--- Given information Enclosed Below ---

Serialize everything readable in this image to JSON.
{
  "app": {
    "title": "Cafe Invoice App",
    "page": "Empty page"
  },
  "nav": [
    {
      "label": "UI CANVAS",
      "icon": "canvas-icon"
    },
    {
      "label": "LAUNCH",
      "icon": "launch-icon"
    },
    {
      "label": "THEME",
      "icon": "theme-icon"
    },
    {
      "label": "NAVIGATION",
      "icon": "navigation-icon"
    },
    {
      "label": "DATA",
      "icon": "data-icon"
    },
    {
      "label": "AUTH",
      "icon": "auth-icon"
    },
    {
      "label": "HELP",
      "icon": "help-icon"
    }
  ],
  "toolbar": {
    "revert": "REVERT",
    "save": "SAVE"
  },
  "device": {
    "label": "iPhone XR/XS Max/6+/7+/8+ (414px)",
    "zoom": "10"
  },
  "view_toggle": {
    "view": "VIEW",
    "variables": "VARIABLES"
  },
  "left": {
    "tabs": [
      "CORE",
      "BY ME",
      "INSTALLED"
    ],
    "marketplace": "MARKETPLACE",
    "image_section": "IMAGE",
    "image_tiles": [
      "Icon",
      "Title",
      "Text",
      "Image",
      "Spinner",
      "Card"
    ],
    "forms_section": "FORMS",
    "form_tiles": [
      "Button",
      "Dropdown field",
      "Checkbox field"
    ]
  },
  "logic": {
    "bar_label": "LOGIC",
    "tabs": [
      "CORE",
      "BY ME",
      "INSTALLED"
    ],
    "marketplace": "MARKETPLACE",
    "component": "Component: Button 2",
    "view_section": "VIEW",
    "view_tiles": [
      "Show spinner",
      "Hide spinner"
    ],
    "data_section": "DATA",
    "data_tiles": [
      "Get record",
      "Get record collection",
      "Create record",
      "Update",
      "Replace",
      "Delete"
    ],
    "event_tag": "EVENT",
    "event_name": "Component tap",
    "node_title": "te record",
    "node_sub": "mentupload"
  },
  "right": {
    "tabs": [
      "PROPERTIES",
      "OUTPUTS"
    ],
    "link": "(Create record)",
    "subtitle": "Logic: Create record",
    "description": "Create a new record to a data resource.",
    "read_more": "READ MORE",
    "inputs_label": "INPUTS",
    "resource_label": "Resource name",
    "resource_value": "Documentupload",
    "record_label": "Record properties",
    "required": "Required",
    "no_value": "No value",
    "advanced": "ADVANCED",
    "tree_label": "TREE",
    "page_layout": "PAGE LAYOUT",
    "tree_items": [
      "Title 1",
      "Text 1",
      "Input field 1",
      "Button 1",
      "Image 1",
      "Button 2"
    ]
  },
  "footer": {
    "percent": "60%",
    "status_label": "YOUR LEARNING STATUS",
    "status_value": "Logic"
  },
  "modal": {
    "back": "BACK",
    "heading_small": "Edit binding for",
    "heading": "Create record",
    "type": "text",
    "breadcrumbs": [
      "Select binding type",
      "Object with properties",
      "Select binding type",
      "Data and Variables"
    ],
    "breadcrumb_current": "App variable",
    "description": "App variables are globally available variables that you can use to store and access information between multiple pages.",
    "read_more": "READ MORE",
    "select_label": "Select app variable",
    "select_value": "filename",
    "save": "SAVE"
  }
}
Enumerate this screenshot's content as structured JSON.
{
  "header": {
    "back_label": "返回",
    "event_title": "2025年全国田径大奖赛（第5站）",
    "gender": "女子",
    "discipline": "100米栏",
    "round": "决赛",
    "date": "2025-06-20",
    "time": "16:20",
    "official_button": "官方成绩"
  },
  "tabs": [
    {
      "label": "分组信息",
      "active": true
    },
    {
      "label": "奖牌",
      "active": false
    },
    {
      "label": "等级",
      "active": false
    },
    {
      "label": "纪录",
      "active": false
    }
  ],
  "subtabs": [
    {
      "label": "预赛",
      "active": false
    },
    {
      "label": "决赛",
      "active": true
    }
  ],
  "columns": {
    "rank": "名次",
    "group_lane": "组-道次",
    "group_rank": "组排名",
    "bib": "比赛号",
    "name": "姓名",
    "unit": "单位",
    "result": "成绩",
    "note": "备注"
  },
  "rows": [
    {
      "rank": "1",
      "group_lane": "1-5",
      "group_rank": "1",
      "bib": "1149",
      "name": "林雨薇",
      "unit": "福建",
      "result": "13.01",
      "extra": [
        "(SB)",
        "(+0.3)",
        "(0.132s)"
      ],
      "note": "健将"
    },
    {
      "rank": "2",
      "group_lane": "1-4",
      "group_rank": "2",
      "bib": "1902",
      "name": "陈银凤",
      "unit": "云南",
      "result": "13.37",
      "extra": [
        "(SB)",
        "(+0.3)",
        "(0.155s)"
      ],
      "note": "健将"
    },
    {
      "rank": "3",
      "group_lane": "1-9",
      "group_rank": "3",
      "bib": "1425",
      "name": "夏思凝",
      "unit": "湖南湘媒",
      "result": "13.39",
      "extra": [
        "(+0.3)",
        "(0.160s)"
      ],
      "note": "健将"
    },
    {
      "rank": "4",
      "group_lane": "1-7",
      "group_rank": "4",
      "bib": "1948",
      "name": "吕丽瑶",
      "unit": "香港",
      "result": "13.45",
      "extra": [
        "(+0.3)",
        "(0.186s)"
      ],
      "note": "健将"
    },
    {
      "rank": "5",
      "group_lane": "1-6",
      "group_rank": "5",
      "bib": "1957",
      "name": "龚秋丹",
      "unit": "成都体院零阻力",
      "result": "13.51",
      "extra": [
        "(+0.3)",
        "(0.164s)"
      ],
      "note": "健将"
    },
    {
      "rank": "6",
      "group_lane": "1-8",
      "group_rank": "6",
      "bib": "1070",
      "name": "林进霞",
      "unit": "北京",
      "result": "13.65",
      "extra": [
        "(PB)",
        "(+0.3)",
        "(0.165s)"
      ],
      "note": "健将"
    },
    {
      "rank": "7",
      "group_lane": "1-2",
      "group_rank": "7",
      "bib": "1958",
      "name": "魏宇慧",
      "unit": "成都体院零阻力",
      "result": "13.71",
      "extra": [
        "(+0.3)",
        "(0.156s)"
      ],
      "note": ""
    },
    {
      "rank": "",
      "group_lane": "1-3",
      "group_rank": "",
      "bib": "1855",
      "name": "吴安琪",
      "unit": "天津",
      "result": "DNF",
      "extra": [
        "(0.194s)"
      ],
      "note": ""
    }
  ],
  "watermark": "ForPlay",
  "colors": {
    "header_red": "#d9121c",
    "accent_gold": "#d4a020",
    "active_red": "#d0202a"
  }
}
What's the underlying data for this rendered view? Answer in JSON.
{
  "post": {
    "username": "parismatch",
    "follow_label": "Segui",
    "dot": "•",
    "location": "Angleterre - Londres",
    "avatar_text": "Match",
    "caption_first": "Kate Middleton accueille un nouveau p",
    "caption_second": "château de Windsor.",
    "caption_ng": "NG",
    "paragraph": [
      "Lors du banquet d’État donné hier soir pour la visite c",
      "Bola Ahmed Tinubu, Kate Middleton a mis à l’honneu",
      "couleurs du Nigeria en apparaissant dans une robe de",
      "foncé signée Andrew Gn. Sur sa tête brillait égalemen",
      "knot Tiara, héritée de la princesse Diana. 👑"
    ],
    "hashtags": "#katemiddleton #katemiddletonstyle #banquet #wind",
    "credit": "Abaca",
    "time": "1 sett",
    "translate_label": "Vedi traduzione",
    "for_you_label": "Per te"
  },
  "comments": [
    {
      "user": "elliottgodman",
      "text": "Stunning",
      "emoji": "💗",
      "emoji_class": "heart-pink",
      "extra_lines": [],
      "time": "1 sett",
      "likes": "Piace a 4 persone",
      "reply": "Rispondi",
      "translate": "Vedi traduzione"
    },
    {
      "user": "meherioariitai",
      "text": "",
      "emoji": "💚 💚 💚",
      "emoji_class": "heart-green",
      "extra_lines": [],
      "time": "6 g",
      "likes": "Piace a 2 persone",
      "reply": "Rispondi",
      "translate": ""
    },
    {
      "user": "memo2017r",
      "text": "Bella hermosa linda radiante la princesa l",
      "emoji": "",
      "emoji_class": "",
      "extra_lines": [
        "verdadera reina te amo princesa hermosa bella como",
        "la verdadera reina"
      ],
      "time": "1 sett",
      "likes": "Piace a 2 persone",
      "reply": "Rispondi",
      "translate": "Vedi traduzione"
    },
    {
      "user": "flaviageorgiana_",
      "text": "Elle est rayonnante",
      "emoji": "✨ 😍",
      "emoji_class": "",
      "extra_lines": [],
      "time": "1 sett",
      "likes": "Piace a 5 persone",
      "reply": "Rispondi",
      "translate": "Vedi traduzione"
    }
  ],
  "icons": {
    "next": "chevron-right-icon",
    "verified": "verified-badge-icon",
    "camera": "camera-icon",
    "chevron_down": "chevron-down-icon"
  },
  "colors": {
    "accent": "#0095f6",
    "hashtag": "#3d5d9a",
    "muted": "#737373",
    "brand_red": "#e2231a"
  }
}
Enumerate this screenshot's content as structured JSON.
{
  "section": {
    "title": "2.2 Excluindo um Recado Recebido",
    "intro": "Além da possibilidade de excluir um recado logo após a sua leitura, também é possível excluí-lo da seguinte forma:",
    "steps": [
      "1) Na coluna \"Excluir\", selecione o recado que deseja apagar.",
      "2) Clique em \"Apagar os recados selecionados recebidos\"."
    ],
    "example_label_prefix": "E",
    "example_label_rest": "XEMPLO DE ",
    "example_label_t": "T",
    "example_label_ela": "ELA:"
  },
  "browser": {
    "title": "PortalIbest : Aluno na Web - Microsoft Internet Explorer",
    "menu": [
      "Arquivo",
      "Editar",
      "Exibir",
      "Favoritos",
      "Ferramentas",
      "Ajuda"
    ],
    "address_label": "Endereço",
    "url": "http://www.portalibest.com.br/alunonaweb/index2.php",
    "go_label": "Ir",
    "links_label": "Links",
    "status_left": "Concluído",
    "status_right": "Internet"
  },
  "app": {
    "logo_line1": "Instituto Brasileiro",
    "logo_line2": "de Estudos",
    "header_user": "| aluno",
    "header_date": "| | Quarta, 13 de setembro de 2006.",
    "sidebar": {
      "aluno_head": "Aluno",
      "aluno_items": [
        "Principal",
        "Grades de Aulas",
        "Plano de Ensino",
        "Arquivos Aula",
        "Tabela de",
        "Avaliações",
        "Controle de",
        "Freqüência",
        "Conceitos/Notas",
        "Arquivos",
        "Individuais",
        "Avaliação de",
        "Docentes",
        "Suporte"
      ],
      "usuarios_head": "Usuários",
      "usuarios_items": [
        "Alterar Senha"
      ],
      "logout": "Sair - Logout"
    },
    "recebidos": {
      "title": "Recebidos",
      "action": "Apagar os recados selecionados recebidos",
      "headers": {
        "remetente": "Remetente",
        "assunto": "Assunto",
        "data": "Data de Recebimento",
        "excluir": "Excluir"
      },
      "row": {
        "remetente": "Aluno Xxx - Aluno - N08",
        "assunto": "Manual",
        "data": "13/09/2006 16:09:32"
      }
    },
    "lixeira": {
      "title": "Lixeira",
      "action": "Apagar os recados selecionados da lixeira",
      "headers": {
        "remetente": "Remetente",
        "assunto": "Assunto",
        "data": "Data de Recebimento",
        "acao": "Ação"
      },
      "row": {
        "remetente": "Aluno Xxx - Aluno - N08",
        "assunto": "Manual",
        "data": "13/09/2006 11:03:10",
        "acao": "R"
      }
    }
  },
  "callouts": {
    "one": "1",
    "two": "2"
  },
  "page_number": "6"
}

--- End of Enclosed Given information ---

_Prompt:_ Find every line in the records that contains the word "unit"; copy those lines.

_Task result:_
    "unit": "单位",
      "unit": "福建",
      "unit": "云南",
      "unit": "湖南湘媒",
      "unit": "香港",
      "unit": "成都体院零阻力",
      "unit": "北京",
      "unit": "成都体院零阻力",
      "unit": "天津",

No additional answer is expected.